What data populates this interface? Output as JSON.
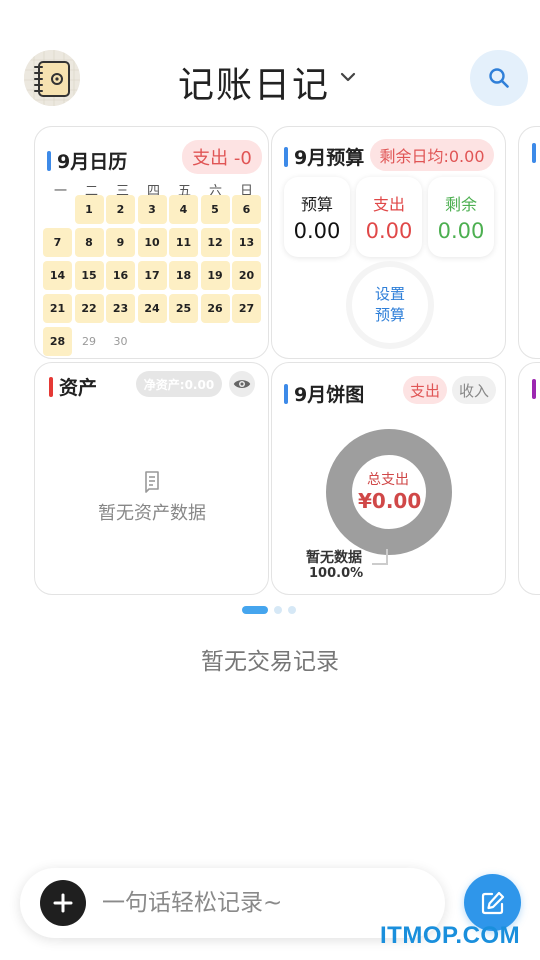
{
  "header": {
    "title": "记账日记",
    "avatar_icon": "notebook-avatar-icon",
    "chevron_icon": "chevron-down-icon",
    "search_icon": "search-icon"
  },
  "calendar_card": {
    "title": "9月日历",
    "accent": "#3d8ae8",
    "expense_badge": "支出 -0",
    "weekdays": [
      "一",
      "二",
      "三",
      "四",
      "五",
      "六",
      "日"
    ],
    "days": [
      {
        "label": "",
        "state": "blank"
      },
      {
        "label": "1",
        "state": "filled"
      },
      {
        "label": "2",
        "state": "filled"
      },
      {
        "label": "3",
        "state": "filled"
      },
      {
        "label": "4",
        "state": "filled"
      },
      {
        "label": "5",
        "state": "filled"
      },
      {
        "label": "6",
        "state": "filled"
      },
      {
        "label": "7",
        "state": "filled"
      },
      {
        "label": "8",
        "state": "filled"
      },
      {
        "label": "9",
        "state": "filled"
      },
      {
        "label": "10",
        "state": "filled"
      },
      {
        "label": "11",
        "state": "filled"
      },
      {
        "label": "12",
        "state": "filled"
      },
      {
        "label": "13",
        "state": "filled"
      },
      {
        "label": "14",
        "state": "filled"
      },
      {
        "label": "15",
        "state": "filled"
      },
      {
        "label": "16",
        "state": "filled"
      },
      {
        "label": "17",
        "state": "filled"
      },
      {
        "label": "18",
        "state": "filled"
      },
      {
        "label": "19",
        "state": "filled"
      },
      {
        "label": "20",
        "state": "filled"
      },
      {
        "label": "21",
        "state": "filled"
      },
      {
        "label": "22",
        "state": "filled"
      },
      {
        "label": "23",
        "state": "filled"
      },
      {
        "label": "24",
        "state": "filled"
      },
      {
        "label": "25",
        "state": "filled"
      },
      {
        "label": "26",
        "state": "filled"
      },
      {
        "label": "27",
        "state": "filled"
      },
      {
        "label": "28",
        "state": "filled"
      },
      {
        "label": "29",
        "state": "future"
      },
      {
        "label": "30",
        "state": "future"
      }
    ]
  },
  "budget_card": {
    "title": "9月预算",
    "accent": "#3d8ae8",
    "daily_badge": "剩余日均:0.00",
    "budget_label": "预算",
    "budget_value": "0.00",
    "expense_label": "支出",
    "expense_value": "0.00",
    "remaining_label": "剩余",
    "remaining_value": "0.00",
    "set_budget_line1": "设置",
    "set_budget_line2": "预算"
  },
  "assets_card": {
    "title": "资产",
    "accent": "#e53935",
    "net_assets_badge": "净资产:0.00",
    "eye_icon": "eye-icon",
    "empty_icon": "document-icon",
    "empty_text": "暂无资产数据"
  },
  "pie_card": {
    "title": "9月饼图",
    "accent": "#3d8ae8",
    "tab_expense": "支出",
    "tab_income": "收入",
    "center_label": "总支出",
    "center_value": "¥0.00",
    "no_data_label": "暂无数据",
    "no_data_percent": "100.0%"
  },
  "pager": {
    "active_index": 0,
    "count": 3
  },
  "transactions": {
    "empty_text": "暂无交易记录"
  },
  "quick_entry": {
    "add_icon": "plus-icon",
    "placeholder": "一句话轻松记录~",
    "edit_icon": "edit-icon"
  },
  "watermark": "ITMOP.COM",
  "colors": {
    "primary_blue": "#2f96ea",
    "expense_red": "#e04848",
    "income_green": "#4caf50",
    "calendar_fill": "#fdefc4"
  }
}
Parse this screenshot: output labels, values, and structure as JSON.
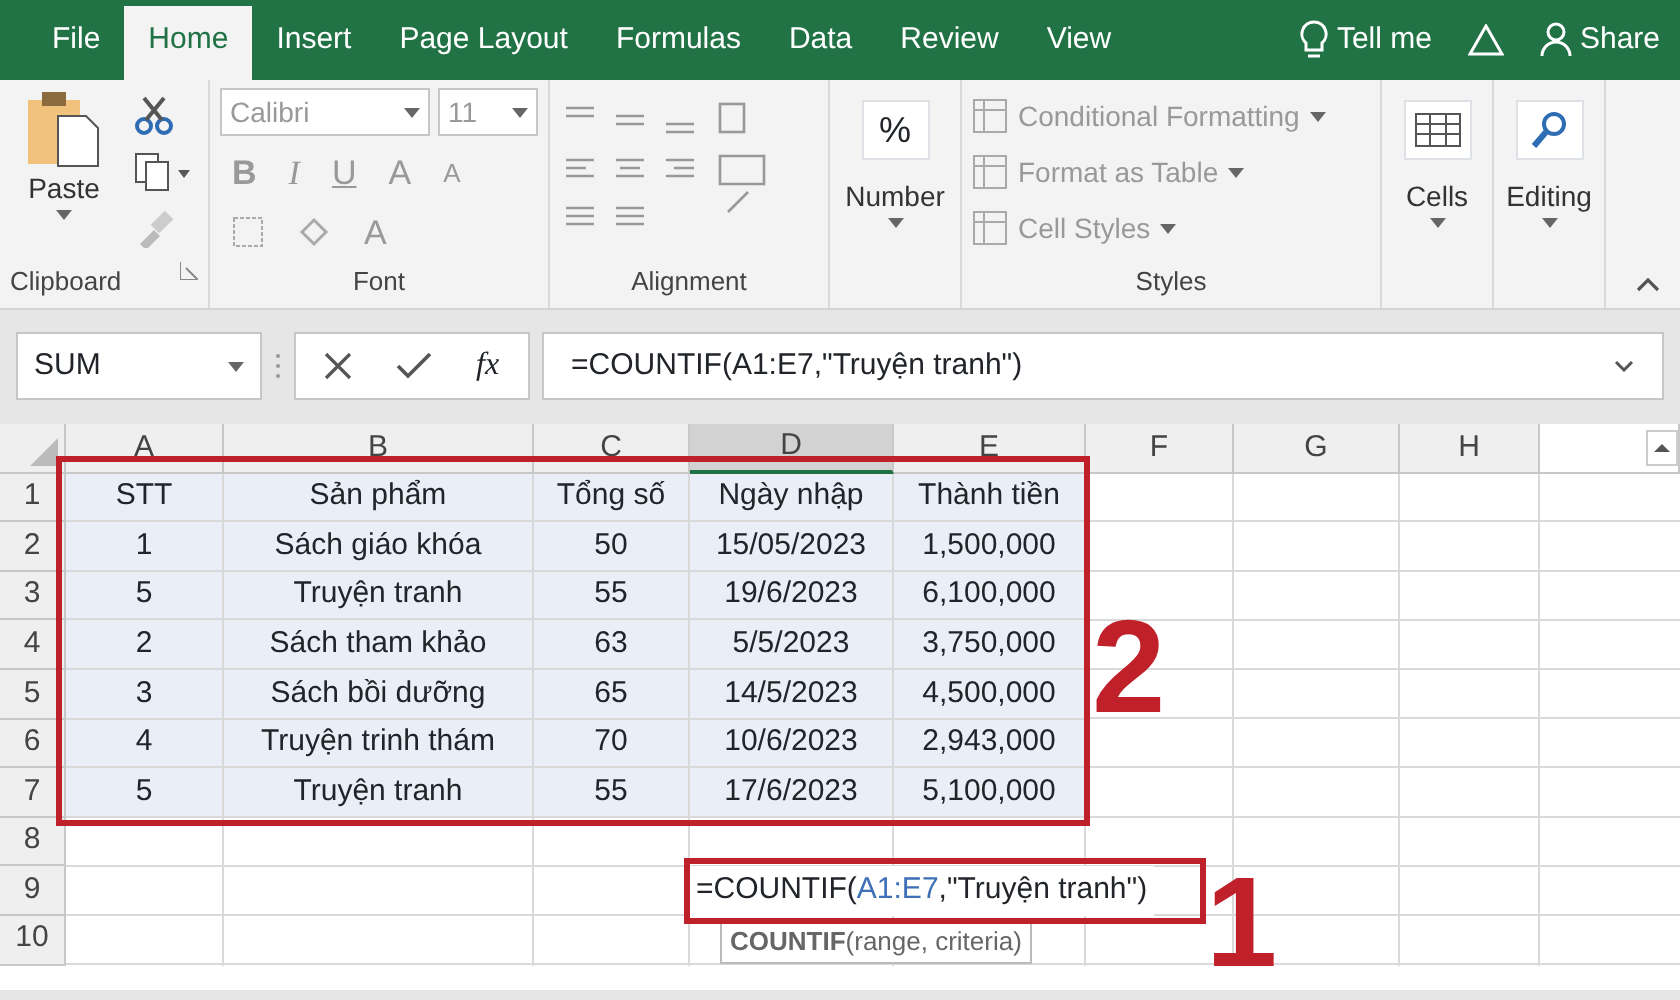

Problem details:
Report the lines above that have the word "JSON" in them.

Response to this exercise:
What data populates this interface? Output as JSON.
Parse this screenshot: output labels, values, and structure as JSON.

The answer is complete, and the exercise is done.